For years I was convinced that I could teach anyone. My first “Voice Student from Hell” convinced me how important it is for teachers to have conscious and specific priorities. Part of the arrogance of my youth was a compensation reaction to some teachers I’d had in the opera world. You had to have references, contracts and recommendations before you even got in the door. So they would basically teach professionals, or very advanced students for a few months, then claim them as success stories. From a marketing and business standpoint, not a bad idea. From an artistic, pedagogical standpoint, extremely questionable, to put it politely. During lessons with these teachers, there always hung a Damocles sword for the student who didn’t live up. Not conducive to playful experimentation. So I went to the other extreme and tried to support the highest vocal potential of any student…..until my first “Student from Hell”!
He was a young man with a handsome baritone voice, interested in singing pop and some German “Volk” classics. His span of attention and ability to maintain eye contact was limited in the extreme. Should have been my first clue. Without exception every question I asked him was deflected into another question. Every exercise or instruction randomly altered. When I pointed this out, the subject was changed. After the third lesson, with great internal Sturm und Drang, I told him I could not teach him. When he protested and I convinced him that I meant it, I asked him why he REALLY wanted to study voice. He replied that, if he was being honest, he actually believed he already could sing and basically just wanted to ‘have taken’ voice lessons. That was a lesson for me! My priorities were getting clearer.
The second was the classic DIT “Diva in Training”, — call central casting for DRAMA QUEEN. Everything, but e v e r y t h i n g was stressful and effortful.
This was difficult.
That was impossible.
The other thing was exhausting.
The list was endless.

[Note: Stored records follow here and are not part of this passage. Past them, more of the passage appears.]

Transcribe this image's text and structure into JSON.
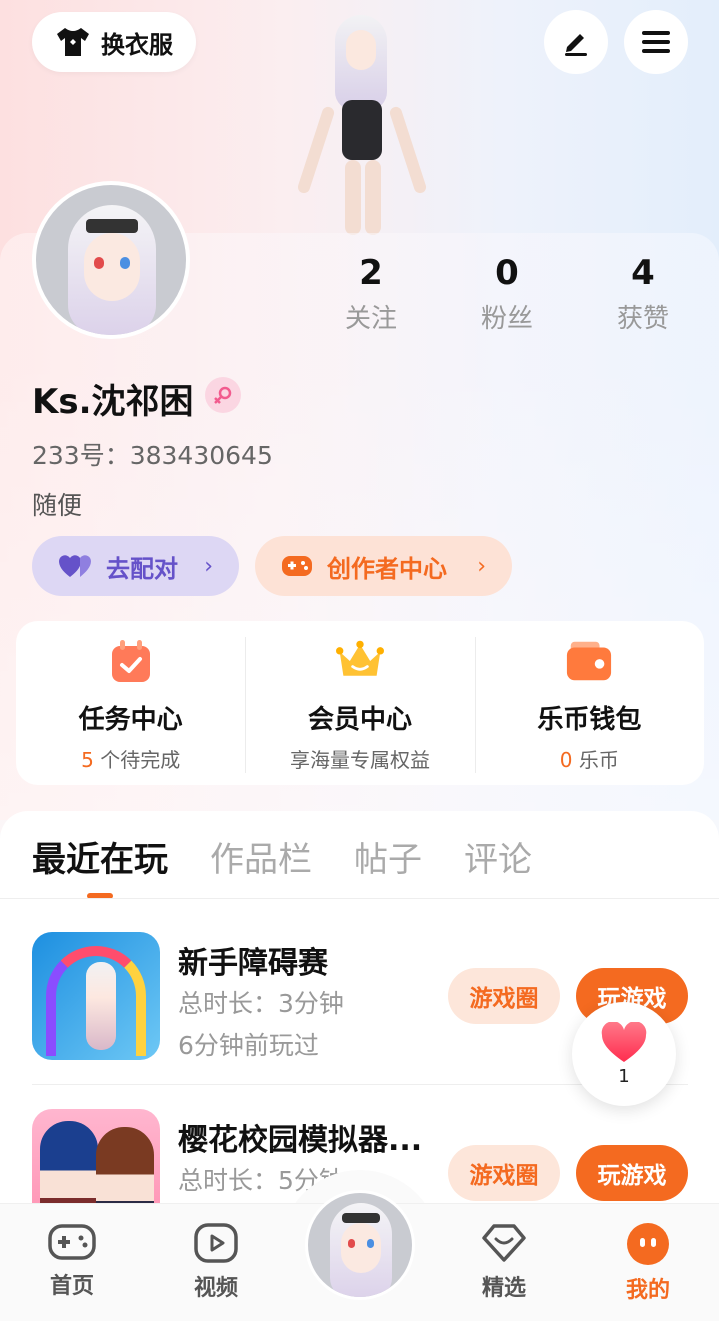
{
  "header": {
    "outfit_label": "换衣服",
    "edit_icon": "pencil-icon",
    "menu_icon": "hamburger-icon"
  },
  "profile": {
    "username": "Ks.沈祁困",
    "gender_icon": "female-icon",
    "uid": "233号：383430645",
    "bio": "随便",
    "stats": [
      {
        "num": "2",
        "label": "关注"
      },
      {
        "num": "0",
        "label": "粉丝"
      },
      {
        "num": "4",
        "label": "获赞"
      }
    ]
  },
  "pills": {
    "match": "去配对",
    "creator": "创作者中心"
  },
  "services": [
    {
      "title": "任务中心",
      "sub_hl": "5",
      "sub": " 个待完成"
    },
    {
      "title": "会员中心",
      "sub_hl": "",
      "sub": "享海量专属权益"
    },
    {
      "title": "乐币钱包",
      "sub_hl": "0",
      "sub": " 乐币"
    }
  ],
  "tabs": [
    "最近在玩",
    "作品栏",
    "帖子",
    "评论"
  ],
  "games": [
    {
      "title": "新手障碍赛",
      "duration": "总时长：3分钟",
      "last": "6分钟前玩过",
      "circle_btn": "游戏圈",
      "play_btn": "玩游戏"
    },
    {
      "title": "樱花校园模拟器...",
      "duration": "总时长：5分钟",
      "last": "",
      "circle_btn": "游戏圈",
      "play_btn": "玩游戏"
    }
  ],
  "heart_count": "1",
  "nav": [
    "首页",
    "视频",
    "精选",
    "我的"
  ],
  "colors": {
    "accent": "#f46a20",
    "purple": "#6552c9"
  }
}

Plus, the first 5 to 10 minutes of the lesson entailed a tirade of all the A-holes who had done her wrong over the last week. I close my eyes gently and asked myself when I might wake up from this nightmare. One day I did. I told her that although I believed in her talent as a singer, I no longer believed in my ability to listen to her drama day in and day out and that she would need to find another voice teacher. She did. To my surprise, the next day three new students called for lessons. Now I’m willing to admit that this might be pure coincidence. On the other hand, something inside me was screaming that this was a bang-on-the-head message from the cosmos to get my priorities even clearer.
The third was a grown woman, quite successful in her non-music career and with a gorgeous, almost Wagnerian voice. Her demon was a passionate and bottomless self-criticism. Now all singers are self-critical to some extent. I could even argue that a homeopathic dosage is positive, even necessary. But I’d never seen anything like this. Not only could she not say anything positive about her own singing, but when I did, she’d get ominously angry. On the other hand, when I criticized her, she’d get defensive. Now here was a pedagogical conundrum I’d not experienced before. Our work together ended in hell-hath-no-fury fashion, with her phonating in a quite impressive “Sprechgesang” comprised of the worst German curses hell can muster.
Moral of the story: make your teaching standards transparent, true and authentic to who you really are. Teachers are different and so are standards for their students.
Voice Teacher from HELL
Evan Bortnick http://www.musa-vocalis.de